Organisers behind Tāmaki Makaurau's successful Got ya Dot vaccination campaign are turning their attention to the next cohort yet to get their dot: children aged 5 to 11.
The campaign, held over Saturday and Sunday, was a collaboration of Tāmaki iwi, kapa haka, hauora Māori providers, corporate partners, kura tuarua and whare wānanga - aimed at vaccinating Māori between 12-34 who were not as engaged with the rollout.
A key aspect was replacing the usual kōrero tied to vaccination such as "jab" and "shot" with dot, and its Māori translation - ira.
Across several vaccination sites - including Eden Park, kura and schools - 2024 Māori got their dot, narrowly beating the campaign's target of 2021.

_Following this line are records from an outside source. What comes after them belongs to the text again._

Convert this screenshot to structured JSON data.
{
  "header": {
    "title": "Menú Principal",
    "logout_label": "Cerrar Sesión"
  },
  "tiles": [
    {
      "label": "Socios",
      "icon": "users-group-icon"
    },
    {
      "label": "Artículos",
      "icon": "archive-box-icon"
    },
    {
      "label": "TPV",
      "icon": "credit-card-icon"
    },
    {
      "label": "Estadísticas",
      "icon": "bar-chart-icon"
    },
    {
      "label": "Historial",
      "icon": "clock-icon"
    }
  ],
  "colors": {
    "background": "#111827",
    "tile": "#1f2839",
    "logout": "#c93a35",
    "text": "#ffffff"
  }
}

Overall, 15,332 Aucklanders were dotted throughout the weekend, adding to the efforts of Auckland's three district health boards which all recently reached 90 per cent partial vaccination.
"To be able to see a result like that, not only for Māori but for Tāmaki too, it's exciting," Ngāti Whātua Orākei Whai Maia Rangimarie Hunia said.
However, Hunia and campaign spokesman Pere Wihongi knew their work was not done after many whānau had reached out after being unable to visit any vaccination sites on the weekend.
"We've had countless messages, specifically within Tāmaki Makaurau, of those who are wanting to take part in our Ira/Dot hubs or wanted to experience it no matter where they are," Wihongi said.
"For our whānau here in Tāmaki Makaurau who weren't able to attend our hubs, what we're trying to do at this stage is send out our teams to them, to their whānau as well so that those barriers of no travel or no vehicle are completely removed."
Following the mahi on the weekend, Got ya Dot vaccination staff will be travelling across the region, making house calls and visiting schools and marae to ease access for whānau under the revised motto - "Plot ya Dot".
Also front of mind was dotting children, specifically those between 5 and 11 who are still not able to get their ira.
On Friday, director of public health Dr Caroline McElnay confirmed Medsafe had received an application from manufacturer Pfizer to consider the vaccination of people in that age bracket.
It was not yet clear when they might be able to be vaccinated.
According to primary care enrolment data from last week, there were roughly 180,000 Aucklanders still to get their ira - about 30,000 are Māori and will predominately be in younger age groups.
Hunia said plans were being formed on how to best approach dotting children.
"At some point, parents of children between the ages of 5-11 will make a call about their children getting their dot and we want to make sure that Ira/Dot is ready and available to support our tamariki to be able to do that."
Considering younger Māori had been at the forefront of the Got ya Dot campaign, both Hunia and Wihongi were optimistic they could provide safe and fun environments for young Aucklanders to get their dot.